HOW TO COMPLETE THIS TASK — Output the records below verbatim, minus the pictures.
=== Section Start ===
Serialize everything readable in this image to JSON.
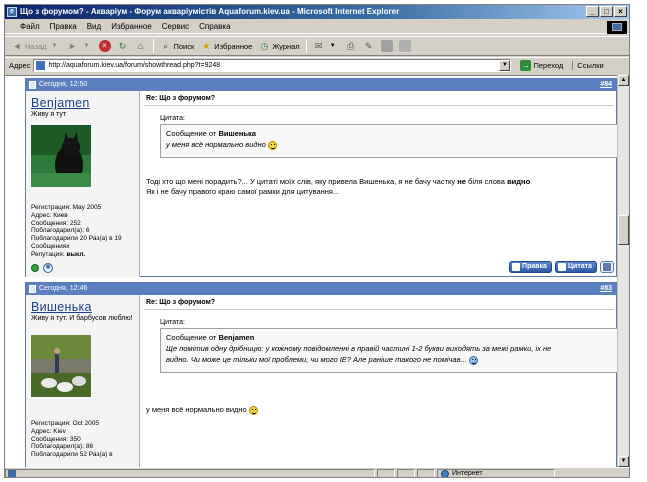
{
  "window": {
    "title": "Що з форумом? - Акваріум - Форум акваріумістів Aquaforum.kiev.ua - Microsoft Internet Explorer",
    "controls": {
      "minimize": "_",
      "maximize": "□",
      "close": "×"
    }
  },
  "menu": [
    "Файл",
    "Правка",
    "Вид",
    "Избранное",
    "Сервис",
    "Справка"
  ],
  "toolbar": {
    "back": "Назад",
    "search": "Поиск",
    "favorites": "Избранное",
    "journal": "Журнал"
  },
  "address": {
    "label": "Адрес",
    "url": "http://aquaforum.kiev.ua/forum/showthread.php?t=9248",
    "go": "Переход",
    "links": "Ссылки"
  },
  "posts": [
    {
      "date": "Сегодня, 12:50",
      "number": "#84",
      "username": "Benjamen",
      "user_title": "Живу я тут",
      "info": [
        {
          "label": "Регистрация:",
          "value": "May 2005"
        },
        {
          "label": "Адрес:",
          "value": "Киев"
        },
        {
          "label": "Сообщения:",
          "value": "252"
        },
        {
          "label": "Поблагодарил(а):",
          "value": "6"
        },
        {
          "label": "Поблагодарили",
          "value": "20 Раз(а) в 19 Сообщениях"
        }
      ],
      "reputation_label": "Репутация:",
      "reputation_value": "выкл.",
      "title": "Re: Що з форумом?",
      "quote_label": "Цитата:",
      "quote_prefix": "Сообщение от",
      "quote_author": "Вишенька",
      "quote_text": "у меня всё нормально видно",
      "text_line1_a": "Тоді хто що мені порадить?... У цитаті моїх слів, яку привела Вишенька, я не бачу частку ",
      "text_line1_b": "не",
      "text_line1_c": " біля слова ",
      "text_line1_d": "видно",
      "text_line2": "Як і не бачу правого краю самої рамки для цитування...",
      "actions": {
        "edit": "Правка",
        "quote": "Цитата"
      }
    },
    {
      "date": "Сегодня, 12:46",
      "number": "#83",
      "username": "Вишенька",
      "user_title": "Живу я тут. И барбусов люблю!",
      "info": [
        {
          "label": "Регистрация:",
          "value": "Oct 2005"
        },
        {
          "label": "Адрес:",
          "value": "Kiev"
        },
        {
          "label": "Сообщения:",
          "value": "350"
        },
        {
          "label": "Поблагодарил(а):",
          "value": "86"
        },
        {
          "label": "Поблагодарили",
          "value": "52 Раз(а) в"
        }
      ],
      "title": "Re: Що з форумом?",
      "quote_label": "Цитата:",
      "quote_prefix": "Сообщение от",
      "quote_author": "Benjamen",
      "quote_line1": "Ще помітив одну дрібницю: у кожному повідомленні в правій частині 1-2 букви виходять за межі рамки, іх не",
      "quote_line2": "видно. Чи може це тільки мої проблеми, чи мого IE? Але раніше такого не помічав...",
      "text": "у меня всё нормально видно"
    }
  ],
  "status": {
    "zone": "Интернет"
  },
  "colors": {
    "title_bar": "#0a246a",
    "post_header": "#5b7fbf",
    "username": "#1a3f8a",
    "window_chrome": "#d4d0c8"
  }
}
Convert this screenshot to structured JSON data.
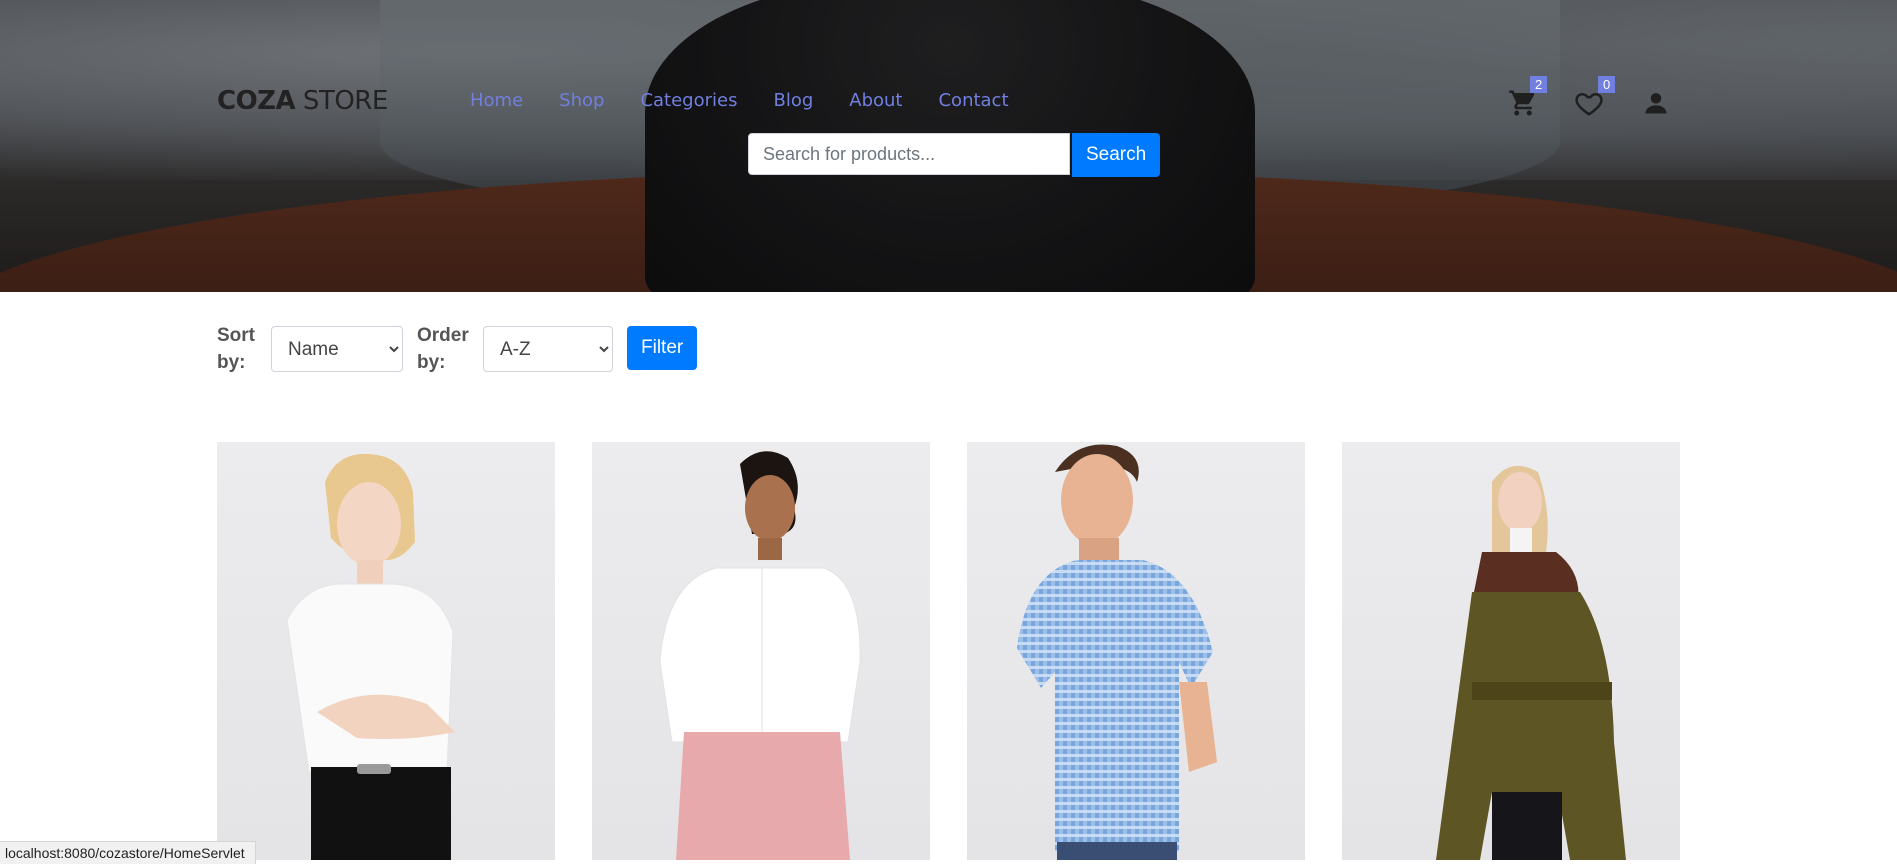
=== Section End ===
YOUR RESPONSE —
Serialize everything readable in this image to JSON.
{
  "window": {
    "title": "Що з форумом? - Акваріум - Форум акваріумістів Aquaforum.kiev.ua - Microsoft Internet Explorer",
    "controls": {
      "minimize": "_",
      "maximize": "□",
      "close": "×"
    }
  },
  "menu": [
    "Файл",
    "Правка",
    "Вид",
    "Избранное",
    "Сервис",
    "Справка"
  ],
  "toolbar": {
    "back": "Назад",
    "search": "Поиск",
    "favorites": "Избранное",
    "journal": "Журнал"
  },
  "address": {
    "label": "Адрес",
    "url": "http://aquaforum.kiev.ua/forum/showthread.php?t=9248",
    "go": "Переход",
    "links": "Ссылки"
  },
  "posts": [
    {
      "date": "Сегодня, 12:50",
      "number": "#84",
      "username": "Benjamen",
      "user_title": "Живу я тут",
      "info": [
        {
          "label": "Регистрация:",
          "value": "May 2005"
        },
        {
          "label": "Адрес:",
          "value": "Киев"
        },
        {
          "label": "Сообщения:",
          "value": "252"
        },
        {
          "label": "Поблагодарил(а):",
          "value": "6"
        },
        {
          "label": "Поблагодарили",
          "value": "20 Раз(а) в 19 Сообщениях"
        }
      ],
      "reputation_label": "Репутация:",
      "reputation_value": "выкл.",
      "title": "Re: Що з форумом?",
      "quote_label": "Цитата:",
      "quote_prefix": "Сообщение от",
      "quote_author": "Вишенька",
      "quote_text": "у меня всё нормально видно",
      "text_line1_a": "Тоді хто що мені порадить?... У цитаті моїх слів, яку привела Вишенька, я не бачу частку ",
      "text_line1_b": "не",
      "text_line1_c": " біля слова ",
      "text_line1_d": "видно",
      "text_line2": "Як і не бачу правого краю самої рамки для цитування...",
      "actions": {
        "edit": "Правка",
        "quote": "Цитата"
      }
    },
    {
      "date": "Сегодня, 12:46",
      "number": "#83",
      "username": "Вишенька",
      "user_title": "Живу я тут. И барбусов люблю!",
      "info": [
        {
          "label": "Регистрация:",
          "value": "Oct 2005"
        },
        {
          "label": "Адрес:",
          "value": "Kiev"
        },
        {
          "label": "Сообщения:",
          "value": "350"
        },
        {
          "label": "Поблагодарил(а):",
          "value": "86"
        },
        {
          "label": "Поблагодарили",
          "value": "52 Раз(а) в"
        }
      ],
      "title": "Re: Що з форумом?",
      "quote_label": "Цитата:",
      "quote_prefix": "Сообщение от",
      "quote_author": "Benjamen",
      "quote_line1": "Ще помітив одну дрібницю: у кожному повідомленні в правій частині 1-2 букви виходять за межі рамки, іх не",
      "quote_line2": "видно. Чи може це тільки мої проблеми, чи мого IE? Але раніше такого не помічав...",
      "text": "у меня всё нормально видно"
    }
  ],
  "status": {
    "zone": "Интернет"
  },
  "colors": {
    "title_bar": "#0a246a",
    "post_header": "#5b7fbf",
    "username": "#1a3f8a",
    "window_chrome": "#d4d0c8"
  }
}
Convert this screenshot to structured JSON data.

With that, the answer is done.